  • Your name and institution with full address details
  • Title of journal you wish to submit a manuscript to
  • Reason for applying for a waiver
  • Title of your paper
  • Country of residence of all co-author

Frequently Asked Questions

  1. How do I find out if my manuscript is within the scope of this journal?

    Answer: To establish whether your paper is suitable for this journal, please read Focus and Scope before submissions.
  2. How do I submit my manuscript to this journal?

    Answer: Registration and login are required to submit manuscript online and to check the status of current submission.
  3. What type of file format can be submitted?

    Answer: The submission file can be submitted in OpenOffice, Microsoft Word, RTF, or WordPerfect document file format.
  4. Is there a word limit for submission to this journal?

    Answer: The length of the manuscript cannot be more than 8000 words.
  5. Do I need to enclose my submission with a cover letter?

    Answer: The cover letter is necessary for each submission. The cover letter should be uploaded as a separate file in Step 4 during the submission. The contents of the cover letter should include brief explanation of what was previously known, the conceptual advancement with the findings and its significance to broad readership. The cover letter will only be visible to the editor. Reviewers will not have access to the cover letter.
  6. Is it essential to suggest reviewers for my manuscript?

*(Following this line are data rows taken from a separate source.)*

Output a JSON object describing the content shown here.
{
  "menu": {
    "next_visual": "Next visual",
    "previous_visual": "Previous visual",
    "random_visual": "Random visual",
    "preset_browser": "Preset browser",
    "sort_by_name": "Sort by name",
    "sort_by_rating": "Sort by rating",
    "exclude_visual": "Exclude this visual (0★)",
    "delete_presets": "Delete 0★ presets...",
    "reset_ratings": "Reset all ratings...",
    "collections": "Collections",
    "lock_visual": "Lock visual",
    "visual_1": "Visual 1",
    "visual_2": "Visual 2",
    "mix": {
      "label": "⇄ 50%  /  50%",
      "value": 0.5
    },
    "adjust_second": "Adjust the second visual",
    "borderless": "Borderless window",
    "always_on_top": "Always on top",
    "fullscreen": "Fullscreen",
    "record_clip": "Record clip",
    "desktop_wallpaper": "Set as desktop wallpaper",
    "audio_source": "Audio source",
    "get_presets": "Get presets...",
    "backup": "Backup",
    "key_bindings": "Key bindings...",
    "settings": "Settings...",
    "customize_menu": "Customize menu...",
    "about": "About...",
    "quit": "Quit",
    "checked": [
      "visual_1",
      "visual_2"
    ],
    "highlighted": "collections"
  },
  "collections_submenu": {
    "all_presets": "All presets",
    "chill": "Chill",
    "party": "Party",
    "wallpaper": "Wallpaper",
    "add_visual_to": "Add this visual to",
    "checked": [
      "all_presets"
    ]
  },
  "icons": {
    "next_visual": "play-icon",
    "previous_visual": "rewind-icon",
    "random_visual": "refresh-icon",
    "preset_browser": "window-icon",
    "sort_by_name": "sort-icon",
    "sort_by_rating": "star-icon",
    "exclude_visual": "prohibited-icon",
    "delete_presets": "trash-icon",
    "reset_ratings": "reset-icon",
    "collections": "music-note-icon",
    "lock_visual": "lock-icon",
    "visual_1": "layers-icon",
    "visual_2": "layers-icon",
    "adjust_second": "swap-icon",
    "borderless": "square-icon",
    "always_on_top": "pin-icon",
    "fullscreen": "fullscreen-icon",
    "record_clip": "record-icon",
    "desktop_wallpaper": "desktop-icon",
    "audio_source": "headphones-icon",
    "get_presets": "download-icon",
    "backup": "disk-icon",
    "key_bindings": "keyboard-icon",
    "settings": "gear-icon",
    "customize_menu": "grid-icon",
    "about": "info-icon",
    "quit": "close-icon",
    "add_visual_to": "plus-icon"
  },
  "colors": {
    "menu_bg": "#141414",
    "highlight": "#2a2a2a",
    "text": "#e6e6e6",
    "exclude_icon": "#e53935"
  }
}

    Answer: You can suggest 2 reviewers for your submission. However, the decision of whether to invite them lies with the Editor.
  7. Is there any publication fee charged for papers published in this journal?

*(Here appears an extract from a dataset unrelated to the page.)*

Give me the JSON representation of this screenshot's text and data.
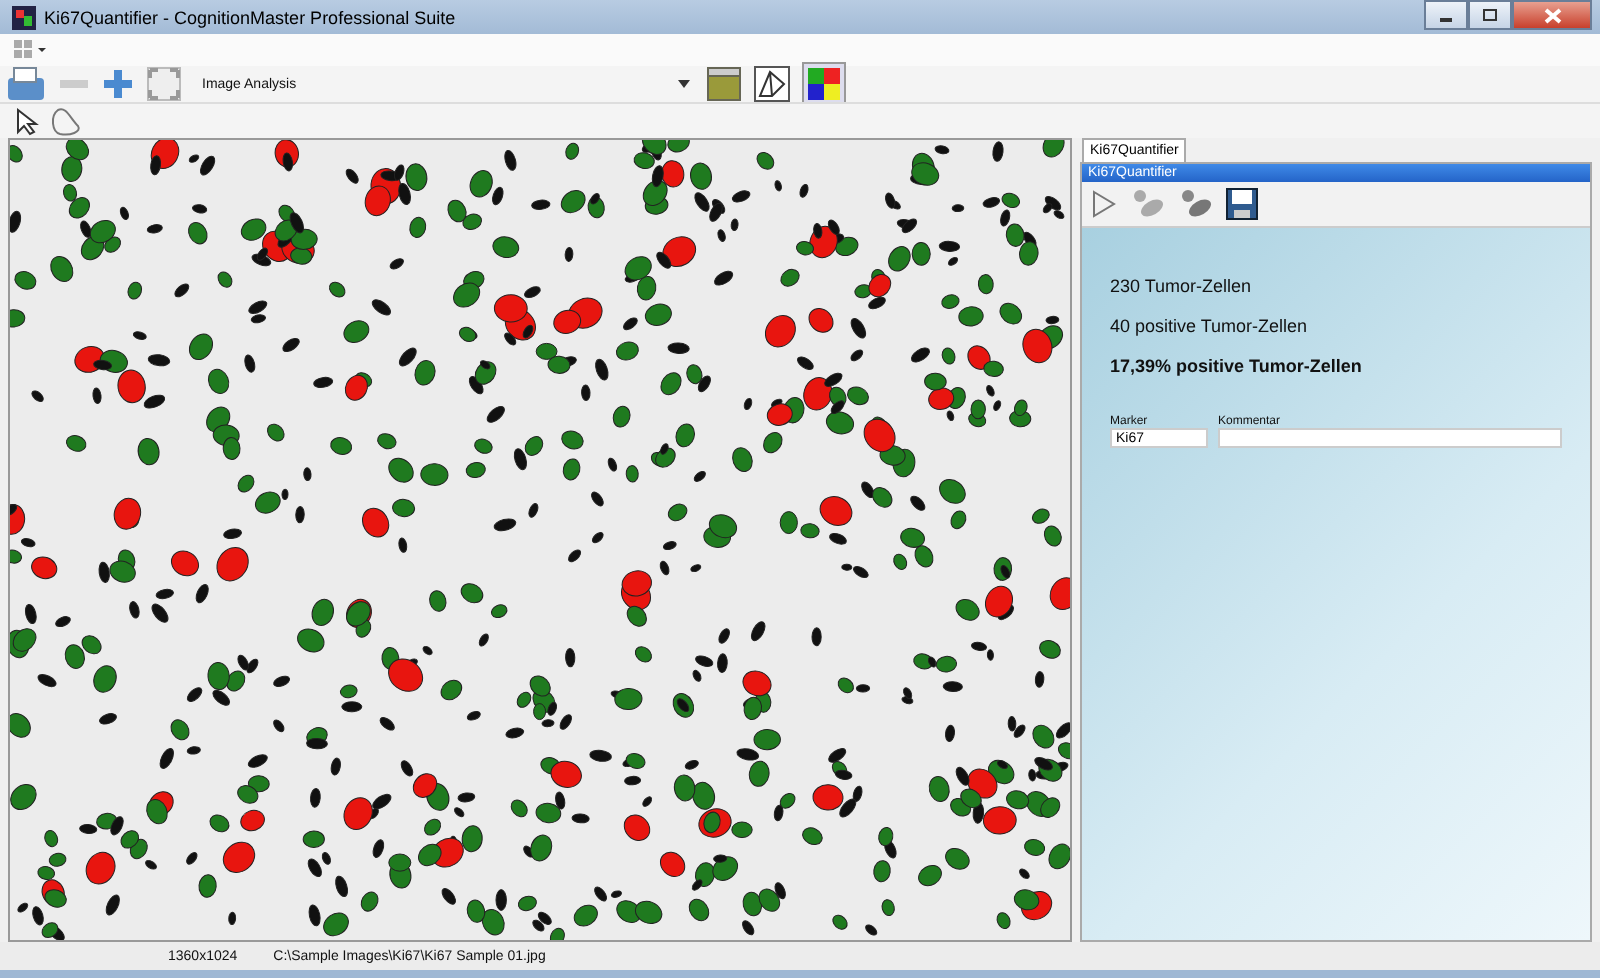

    Answer: This journal provides immediate open access to its content on the principle that making research freely available to the public supports a greater global exchange of knowledge. Refer to the Publication Fees tab for more details.


Announcements

 

Special Issue - 4D Printing: Call for Paper

 

We are pleased to announce that Prof. Giovanni Vozzi has come on board to guest-edit our first Special Issue - 4D Printing. This Special Issue will be published in January 2019.

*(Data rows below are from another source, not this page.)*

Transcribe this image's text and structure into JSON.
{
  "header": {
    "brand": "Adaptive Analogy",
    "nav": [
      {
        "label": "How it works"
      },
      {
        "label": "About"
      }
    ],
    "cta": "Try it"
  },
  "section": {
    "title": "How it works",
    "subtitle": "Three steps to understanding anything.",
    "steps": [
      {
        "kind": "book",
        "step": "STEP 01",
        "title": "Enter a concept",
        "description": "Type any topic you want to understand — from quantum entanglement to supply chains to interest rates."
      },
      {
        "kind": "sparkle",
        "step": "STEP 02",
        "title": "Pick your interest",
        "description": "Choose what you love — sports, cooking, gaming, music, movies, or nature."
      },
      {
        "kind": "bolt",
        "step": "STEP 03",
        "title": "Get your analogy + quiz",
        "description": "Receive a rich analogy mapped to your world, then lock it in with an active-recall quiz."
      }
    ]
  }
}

Submission deadline: 30th November 2018

Each article’s Article Processing Charges (APC) will be priced at USD 640 (regardless of article type or corresponding author’s country; offer only stands for articles in this special issue).

 
Posted: 2018-04-29 More...
 

January 2018 issue is now published online

 

IJB has published its latest issue (Volume 4, Issue 1). View the full issue at HERE.

As of January 2018, the numbers of cites in 2017 of papers in 2015 and 2016 have reached 144. View the citation analysis report at HERE.

 
Posted: 2018-01-29
 

IJB is accepted for inclusion in Scopus

 

We proudly announce that IJB is indexed in Scopus which is the largest abstract and citation database of peer-reviewed literature from more than 5,000 publishers. 

The citescore will be indexed in October 2018.

 
Posted: 2017-12-18
 
More Announcements...